So preferably, the method to do this should have the following properties:
- Doesn't commit the whole range. I will choose which parts to commit (actually use.) (But the pattern is quite unpredictable.)
- Doesn't need a memory-mapped file or anything like that. I don't need to preserve the data.
- Lets me access the memory area from multiple processes (I'll handle the locking explicitly.)
- Works in both Linux and Windows (obviously a 64-bit OS is needed.)
- Actually uses shared memory. I need the performance.
- (NEW) The OS or the library doesn't try to initialize the reserved region (to zero or whatever.) This is obviously impractical and unnecessary.

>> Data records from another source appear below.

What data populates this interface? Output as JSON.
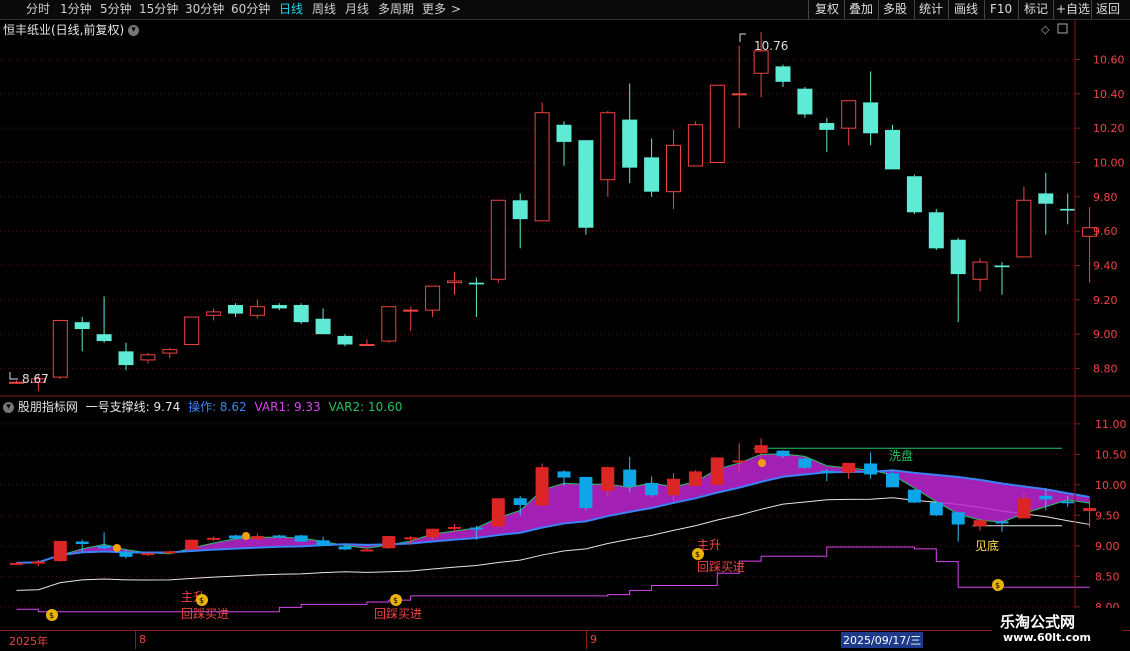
{
  "toolbar": {
    "periods": [
      "分时",
      "1分钟",
      "5分钟",
      "15分钟",
      "30分钟",
      "60分钟",
      "日线",
      "周线",
      "月线",
      "多周期",
      "更多"
    ],
    "active_period": "日线",
    "more_arrow": ">",
    "right_buttons": [
      "复权",
      "叠加",
      "多股",
      "统计",
      "画线",
      "F10",
      "标记",
      "+自选",
      "返回"
    ]
  },
  "main_chart": {
    "title": "恒丰纸业(日线,前复权)",
    "high_label": "10.76",
    "low_label": "8.67",
    "y_ticks": [
      "10.60",
      "10.40",
      "10.20",
      "10.00",
      "9.80",
      "9.60",
      "9.40",
      "9.20",
      "9.00",
      "8.80"
    ]
  },
  "indicator": {
    "name": "股朋指标网",
    "line1": "一号支撑线: 9.74",
    "line2": "操作: 8.62",
    "line3": "VAR1: 9.33",
    "line4": "VAR2: 10.60",
    "y_ticks": [
      "11.00",
      "10.50",
      "10.00",
      "9.50",
      "9.00",
      "8.50",
      "8.00"
    ],
    "labels": {
      "xipan": "洗盘",
      "jiandi": "见底",
      "zhusheng": "主升",
      "huicai1": "回踩买进",
      "huicai2": "回踩买进",
      "huicai3": "回踩买进",
      "zhu": "主升"
    }
  },
  "timeline": {
    "year": "2025年",
    "m8": "8",
    "m9": "9",
    "cursor_date": "2025/09/17/三"
  },
  "watermark": {
    "name": "乐淘公式网",
    "url": "www.60lt.com"
  },
  "chart_data": {
    "type": "candlestick",
    "candles": [
      {
        "o": 8.72,
        "h": 8.73,
        "l": 8.71,
        "c": 8.72
      },
      {
        "o": 8.72,
        "h": 8.77,
        "l": 8.67,
        "c": 8.74
      },
      {
        "o": 8.75,
        "h": 9.08,
        "l": 8.74,
        "c": 9.08
      },
      {
        "o": 9.07,
        "h": 9.1,
        "l": 8.9,
        "c": 9.03
      },
      {
        "o": 9.0,
        "h": 9.22,
        "l": 8.95,
        "c": 8.96
      },
      {
        "o": 8.9,
        "h": 8.95,
        "l": 8.79,
        "c": 8.82
      },
      {
        "o": 8.85,
        "h": 8.89,
        "l": 8.83,
        "c": 8.88
      },
      {
        "o": 8.89,
        "h": 8.92,
        "l": 8.86,
        "c": 8.91
      },
      {
        "o": 8.94,
        "h": 9.1,
        "l": 8.94,
        "c": 9.1
      },
      {
        "o": 9.11,
        "h": 9.15,
        "l": 9.08,
        "c": 9.13
      },
      {
        "o": 9.17,
        "h": 9.18,
        "l": 9.1,
        "c": 9.12
      },
      {
        "o": 9.11,
        "h": 9.2,
        "l": 9.09,
        "c": 9.16
      },
      {
        "o": 9.17,
        "h": 9.18,
        "l": 9.14,
        "c": 9.15
      },
      {
        "o": 9.17,
        "h": 9.18,
        "l": 9.06,
        "c": 9.07
      },
      {
        "o": 9.09,
        "h": 9.15,
        "l": 9.0,
        "c": 9.0
      },
      {
        "o": 8.99,
        "h": 9.0,
        "l": 8.93,
        "c": 8.94
      },
      {
        "o": 8.94,
        "h": 8.97,
        "l": 8.93,
        "c": 8.94
      },
      {
        "o": 8.96,
        "h": 9.16,
        "l": 8.95,
        "c": 9.16
      },
      {
        "o": 9.14,
        "h": 9.16,
        "l": 9.02,
        "c": 9.14
      },
      {
        "o": 9.14,
        "h": 9.28,
        "l": 9.1,
        "c": 9.28
      },
      {
        "o": 9.3,
        "h": 9.36,
        "l": 9.23,
        "c": 9.31
      },
      {
        "o": 9.3,
        "h": 9.33,
        "l": 9.1,
        "c": 9.29
      },
      {
        "o": 9.32,
        "h": 9.68,
        "l": 9.3,
        "c": 9.78
      },
      {
        "o": 9.78,
        "h": 9.82,
        "l": 9.5,
        "c": 9.67
      },
      {
        "o": 9.66,
        "h": 10.35,
        "l": 9.66,
        "c": 10.29
      },
      {
        "o": 10.22,
        "h": 10.24,
        "l": 9.98,
        "c": 10.12
      },
      {
        "o": 10.13,
        "h": 10.13,
        "l": 9.58,
        "c": 9.62
      },
      {
        "o": 9.9,
        "h": 10.3,
        "l": 9.8,
        "c": 10.29
      },
      {
        "o": 10.25,
        "h": 10.46,
        "l": 9.88,
        "c": 9.97
      },
      {
        "o": 10.03,
        "h": 10.14,
        "l": 9.8,
        "c": 9.83
      },
      {
        "o": 9.83,
        "h": 10.19,
        "l": 9.73,
        "c": 10.1
      },
      {
        "o": 9.98,
        "h": 10.24,
        "l": 9.98,
        "c": 10.22
      },
      {
        "o": 10.0,
        "h": 10.45,
        "l": 10.0,
        "c": 10.45
      },
      {
        "o": 10.4,
        "h": 10.68,
        "l": 10.2,
        "c": 10.4
      },
      {
        "o": 10.52,
        "h": 10.76,
        "l": 10.38,
        "c": 10.65
      },
      {
        "o": 10.56,
        "h": 10.57,
        "l": 10.44,
        "c": 10.47
      },
      {
        "o": 10.43,
        "h": 10.44,
        "l": 10.26,
        "c": 10.28
      },
      {
        "o": 10.23,
        "h": 10.26,
        "l": 10.06,
        "c": 10.19
      },
      {
        "o": 10.2,
        "h": 10.36,
        "l": 10.1,
        "c": 10.36
      },
      {
        "o": 10.35,
        "h": 10.53,
        "l": 10.1,
        "c": 10.17
      },
      {
        "o": 10.19,
        "h": 10.22,
        "l": 9.96,
        "c": 9.96
      },
      {
        "o": 9.92,
        "h": 9.93,
        "l": 9.7,
        "c": 9.71
      },
      {
        "o": 9.71,
        "h": 9.73,
        "l": 9.49,
        "c": 9.5
      },
      {
        "o": 9.55,
        "h": 9.56,
        "l": 9.07,
        "c": 9.35
      },
      {
        "o": 9.32,
        "h": 9.44,
        "l": 9.25,
        "c": 9.42
      },
      {
        "o": 9.4,
        "h": 9.42,
        "l": 9.23,
        "c": 9.39
      },
      {
        "o": 9.45,
        "h": 9.86,
        "l": 9.45,
        "c": 9.78
      },
      {
        "o": 9.82,
        "h": 9.94,
        "l": 9.58,
        "c": 9.76
      },
      {
        "o": 9.73,
        "h": 9.82,
        "l": 9.64,
        "c": 9.72
      },
      {
        "o": 9.57,
        "h": 9.74,
        "l": 9.3,
        "c": 9.62
      }
    ],
    "main_ylim": [
      8.64,
      10.83
    ],
    "ind_ylim": [
      7.62,
      11.44
    ],
    "ind_lines": {
      "xipan_level": 10.6,
      "var1_start": 8.35,
      "var1_end": 9.33,
      "op_start": 7.95,
      "op_end": 9.33
    }
  }
}
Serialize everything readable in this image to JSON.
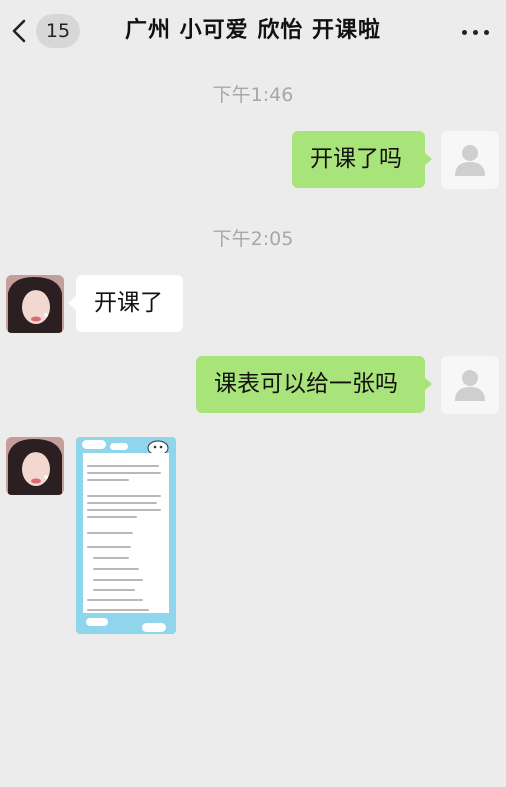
{
  "header": {
    "back_count": "15",
    "title": "广州 小可爱 欣怡  开课啦"
  },
  "messages": [
    {
      "type": "time",
      "text": "下午1:46"
    },
    {
      "type": "text",
      "sender": "me",
      "text": "开课了吗"
    },
    {
      "type": "time",
      "text": "下午2:05"
    },
    {
      "type": "text",
      "sender": "contact",
      "text": "开课了"
    },
    {
      "type": "text",
      "sender": "me",
      "text": "课表可以给一张吗"
    },
    {
      "type": "image",
      "sender": "contact"
    }
  ],
  "colors": {
    "background": "#ececec",
    "outgoing_bubble": "#a9e47a",
    "incoming_bubble": "#ffffff",
    "image_theme": "#8fd5ec"
  },
  "icons": {
    "back": "chevron-left-icon",
    "more": "ellipsis-icon",
    "default_avatar": "person-silhouette-icon"
  }
}
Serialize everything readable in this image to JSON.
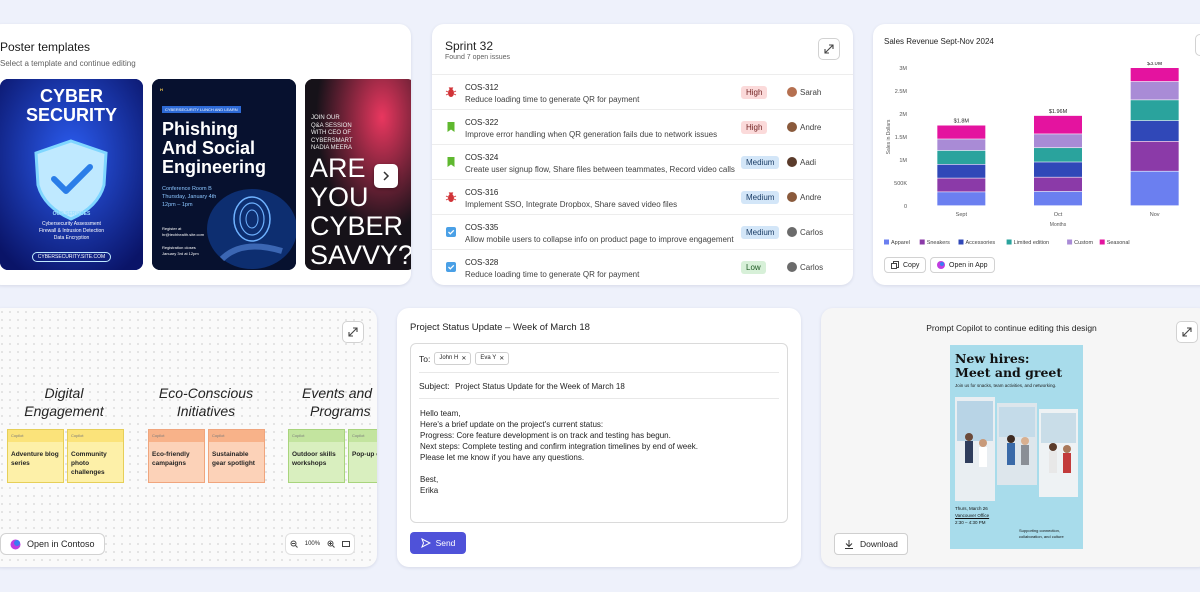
{
  "posters_card": {
    "title": "Poster templates",
    "subtitle": "Select a template and continue editing",
    "poster1": {
      "heading_line1": "CYBER",
      "heading_line2": "SECURITY",
      "services_title": "OUR SERVICES",
      "services": [
        "Cybersecurity Assessment",
        "Firewall & Intrusion Detection",
        "Data Encryption"
      ],
      "url": "CYBERSECURITY.SITE.COM"
    },
    "poster2": {
      "banner": "CYBERSECURITY LUNCH AND LEARN",
      "heading_lines": [
        "Phishing",
        "And Social",
        "Engineering"
      ],
      "details": [
        "Conference Room B",
        "Thursday, January 4th",
        "12pm – 1pm"
      ],
      "register_lines": [
        "Register at",
        "hr@techhealth.site.com"
      ],
      "close_lines": [
        "Registration closes",
        "January 3rd at 12pm"
      ]
    },
    "poster3": {
      "intro_lines": [
        "JOIN OUR",
        "Q&A SESSION",
        "WITH CEO OF",
        "CYBERSMART",
        "NADIA MEERA"
      ],
      "big_lines": [
        "ARE",
        "YOU",
        "CYBER",
        "SAVVY?"
      ]
    }
  },
  "sprint_card": {
    "title": "Sprint 32",
    "subtitle": "Found 7 open issues",
    "issues": [
      {
        "code": "COS-312",
        "desc": "Reduce loading time to generate QR for payment",
        "priority": "High",
        "assignee": "Sarah",
        "type": "bug"
      },
      {
        "code": "COS-322",
        "desc": "Improve error handling when QR generation fails due to network issues",
        "priority": "High",
        "assignee": "Andre",
        "type": "story"
      },
      {
        "code": "COS-324",
        "desc": "Create user signup flow, Share files between teammates, Record video calls",
        "priority": "Medium",
        "assignee": "Aadi",
        "type": "story"
      },
      {
        "code": "COS-316",
        "desc": "Implement SSO, Integrate Dropbox, Share saved video files",
        "priority": "Medium",
        "assignee": "Andre",
        "type": "bug"
      },
      {
        "code": "COS-335",
        "desc": "Allow mobile users to collapse info on product page to improve engagement",
        "priority": "Medium",
        "assignee": "Carlos",
        "type": "task"
      },
      {
        "code": "COS-328",
        "desc": "Reduce loading time to generate QR for payment",
        "priority": "Low",
        "assignee": "Carlos",
        "type": "task"
      }
    ]
  },
  "sales_card": {
    "title": "Sales Revenue Sept-Nov 2024",
    "copy_label": "Copy",
    "open_label": "Open in App"
  },
  "chart_data": {
    "type": "bar",
    "stacked": true,
    "categories": [
      "Sept",
      "Oct",
      "Nov"
    ],
    "totals_labels": [
      "$1.8M",
      "$1.96M",
      "$3.0M"
    ],
    "xlabel": "Months",
    "ylabel": "Sales in Dollars",
    "ylim": [
      0,
      3000000
    ],
    "yticks": [
      "0",
      "500K",
      "1M",
      "1.5M",
      "2M",
      "2.5M",
      "3M"
    ],
    "series": [
      {
        "name": "Apparel",
        "color": "#6b7ff0",
        "values": [
          300000,
          310000,
          750000
        ]
      },
      {
        "name": "Sneakers",
        "color": "#8b3aa8",
        "values": [
          300000,
          310000,
          650000
        ]
      },
      {
        "name": "Accessories",
        "color": "#3048b8",
        "values": [
          300000,
          330000,
          450000
        ]
      },
      {
        "name": "Limited edition",
        "color": "#2aa39d",
        "values": [
          300000,
          310000,
          450000
        ]
      },
      {
        "name": "Custom",
        "color": "#a98bd6",
        "values": [
          250000,
          300000,
          400000
        ]
      },
      {
        "name": "Seasonal",
        "color": "#e4139f",
        "values": [
          300000,
          400000,
          300000
        ]
      }
    ],
    "legend": "bottom",
    "grid": false
  },
  "board_card": {
    "columns": [
      {
        "title_lines": [
          "Digital",
          "Engagement"
        ],
        "notes": [
          "Adventure blog series",
          "Community photo challenges"
        ],
        "color": "yellow"
      },
      {
        "title_lines": [
          "Eco-Conscious",
          "Initiatives"
        ],
        "notes": [
          "Eco-friendly campaigns",
          "Sustainable gear spotlight"
        ],
        "color": "orange"
      },
      {
        "title_lines": [
          "Events and",
          "Programs"
        ],
        "notes": [
          "Outdoor skills workshops",
          "Pop-up events"
        ],
        "color": "green"
      }
    ],
    "note_tag": "Copilot",
    "open_label": "Open in Contoso",
    "zoom": "100%"
  },
  "email_card": {
    "title": "Project Status Update – Week of March 18",
    "to_label": "To:",
    "recipients": [
      "John H",
      "Eva Y"
    ],
    "subject_label": "Subject:",
    "subject": "Project Status Update for the Week of March 18",
    "body_lines": [
      "Hello team,",
      "Here's a brief update on the project's current status:",
      "Progress: Core feature development is on track and testing has begun.",
      "Next steps: Complete testing and confirm integration timelines by end of week.",
      "Please let me know if you have any questions.",
      "",
      "Best,",
      "Erika"
    ],
    "send_label": "Send"
  },
  "copilot_card": {
    "title": "Prompt Copilot to continue editing this design",
    "poster_heading_lines": [
      "New hires:",
      "Meet and greet"
    ],
    "poster_invite": "Join us for snacks, team activities, and networking.",
    "poster_date_lines": [
      "Thurs, March 26",
      "Vancouver Office",
      "2:30 – 4:30 PM"
    ],
    "poster_support_lines": [
      "Supporting connection,",
      "collaboration, and culture"
    ],
    "download_label": "Download"
  }
}
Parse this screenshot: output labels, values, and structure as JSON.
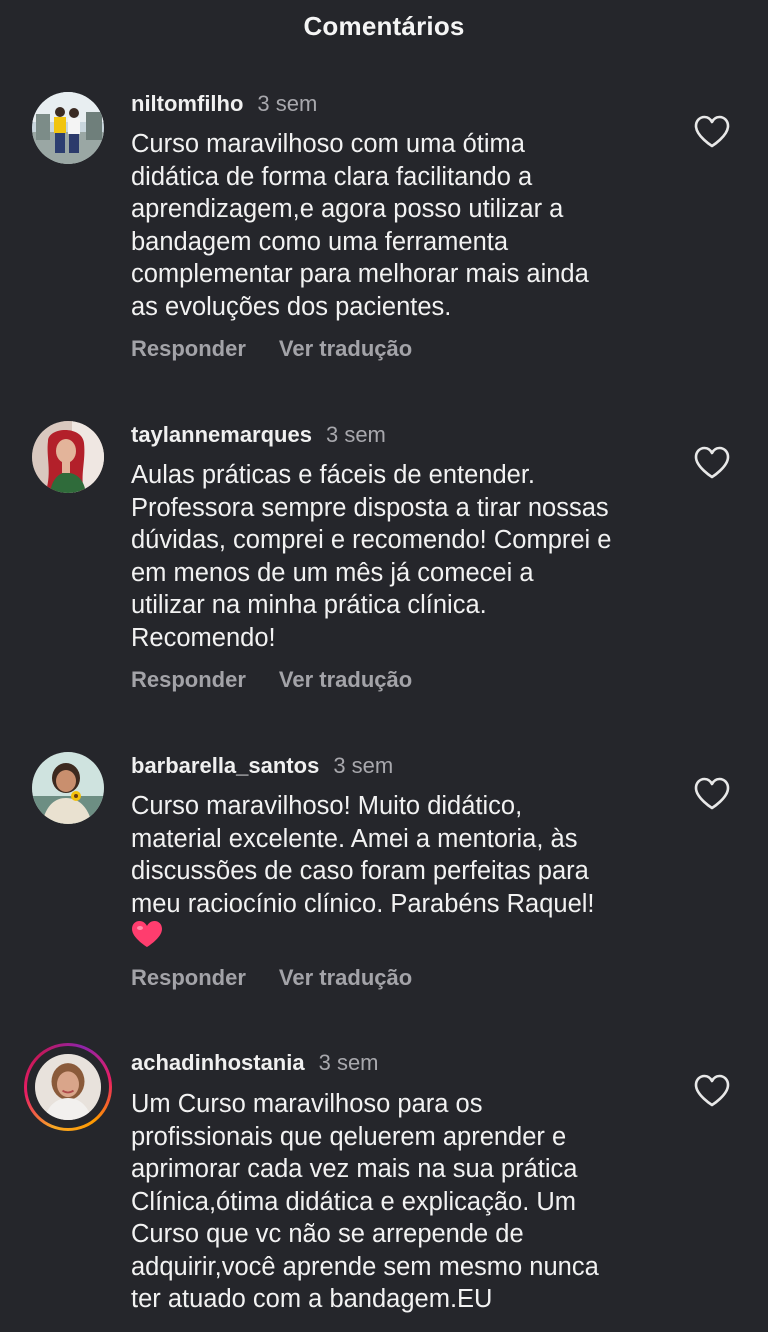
{
  "header": {
    "title": "Comentários"
  },
  "icons": {
    "like": "heart-outline-icon",
    "emoji": "heart-emoji-icon"
  },
  "colors": {
    "background": "#25262b",
    "text": "#f2f2f2",
    "secondary": "#a8a8ad",
    "emoji_heart": "#ff3d6e"
  },
  "comments": [
    {
      "username": "niltomfilho",
      "time": "3 sem",
      "text": "Curso maravilhoso com uma ótima\ndidática de forma clara facilitando a\naprendizagem,e agora posso utilizar a\nbandagem como uma ferramenta\ncomplementar para melhorar mais ainda\nas evoluções dos pacientes.",
      "reply_label": "Responder",
      "translate_label": "Ver tradução"
    },
    {
      "username": "taylannemarques",
      "time": "3 sem",
      "text": "Aulas práticas e fáceis de entender.\nProfessora sempre disposta a tirar nossas\ndúvidas, comprei e recomendo! Comprei e\nem menos de um mês já comecei a\nutilizar na minha prática clínica.\nRecomendo!",
      "reply_label": "Responder",
      "translate_label": "Ver tradução"
    },
    {
      "username": "barbarella_santos",
      "time": "3 sem",
      "text": "Curso maravilhoso! Muito didático,\nmaterial excelente. Amei a mentoria,  às\ndiscussões de caso foram perfeitas para\nmeu raciocínio clínico. Parabéns Raquel!",
      "reply_label": "Responder",
      "translate_label": "Ver tradução"
    },
    {
      "username": "achadinhostania",
      "time": "3 sem",
      "text": "Um Curso maravilhoso para os\nprofissionais que qeluerem aprender e\naprimorar cada vez mais na sua prática\nClínica,ótima didática e explicação. Um\nCurso que vc não se arrepende de\nadquirir,você aprende sem mesmo nunca\nter atuado com a bandagem.EU"
    }
  ]
}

I've been experimenting with boost::interprocess::shared_memory_object, but that causes a large file to be created on the filesystem (with the same size as my mapped memory region.) It does remove the file afterwards, but that hardly helps.
Any help/advice/pointers/reference is appreciated.
P.S. I do know how to do this on Windows using the native API. And POSIX seems to have the same functionality (only with a cleaner interface!) I'm looking for a cross-platform way here.
UPDATE: I did a bit of digging, and it turns out that the support that I thought existed in Windows was only a special case of memory-mapped files, using the system page file as a backing. (I'd never noticed it before because I had used at most a few megabytes of shared memory in the past projects.)
Also, I have a new requirement now (the number 6 above.)